## GIVEN RECORDS
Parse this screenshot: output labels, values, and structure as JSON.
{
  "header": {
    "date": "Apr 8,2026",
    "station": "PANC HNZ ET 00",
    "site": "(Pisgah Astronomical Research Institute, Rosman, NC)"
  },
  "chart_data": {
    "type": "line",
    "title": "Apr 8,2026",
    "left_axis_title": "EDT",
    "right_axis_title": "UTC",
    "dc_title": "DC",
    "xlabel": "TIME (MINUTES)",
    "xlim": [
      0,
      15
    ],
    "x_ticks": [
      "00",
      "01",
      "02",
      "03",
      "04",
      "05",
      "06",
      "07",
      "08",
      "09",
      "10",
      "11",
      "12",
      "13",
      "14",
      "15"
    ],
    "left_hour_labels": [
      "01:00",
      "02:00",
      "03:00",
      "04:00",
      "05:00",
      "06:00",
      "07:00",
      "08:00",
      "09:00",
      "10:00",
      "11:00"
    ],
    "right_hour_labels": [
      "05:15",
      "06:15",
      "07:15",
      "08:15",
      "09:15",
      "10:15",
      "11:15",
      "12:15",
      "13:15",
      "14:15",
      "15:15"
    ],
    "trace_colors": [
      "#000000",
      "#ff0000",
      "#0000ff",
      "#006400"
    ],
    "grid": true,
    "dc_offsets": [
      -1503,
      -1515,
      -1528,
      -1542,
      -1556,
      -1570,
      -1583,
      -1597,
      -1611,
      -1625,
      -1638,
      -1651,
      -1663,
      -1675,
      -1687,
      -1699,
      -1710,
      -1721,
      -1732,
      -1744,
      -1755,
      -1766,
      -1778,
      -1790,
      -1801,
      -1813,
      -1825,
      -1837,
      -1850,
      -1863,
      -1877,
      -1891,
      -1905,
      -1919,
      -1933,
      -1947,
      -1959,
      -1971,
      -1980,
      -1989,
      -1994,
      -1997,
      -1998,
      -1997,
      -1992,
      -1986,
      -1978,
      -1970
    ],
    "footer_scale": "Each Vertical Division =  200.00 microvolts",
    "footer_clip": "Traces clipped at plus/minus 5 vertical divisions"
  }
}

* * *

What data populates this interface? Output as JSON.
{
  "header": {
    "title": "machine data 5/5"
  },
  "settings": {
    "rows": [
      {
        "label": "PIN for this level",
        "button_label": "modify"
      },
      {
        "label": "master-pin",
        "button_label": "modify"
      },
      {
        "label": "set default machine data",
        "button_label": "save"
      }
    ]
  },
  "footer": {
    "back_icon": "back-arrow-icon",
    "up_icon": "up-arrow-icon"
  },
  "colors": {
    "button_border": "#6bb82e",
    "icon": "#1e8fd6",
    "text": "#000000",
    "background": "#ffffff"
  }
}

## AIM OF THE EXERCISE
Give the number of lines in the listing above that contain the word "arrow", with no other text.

## EXERCISE OUTPUT
2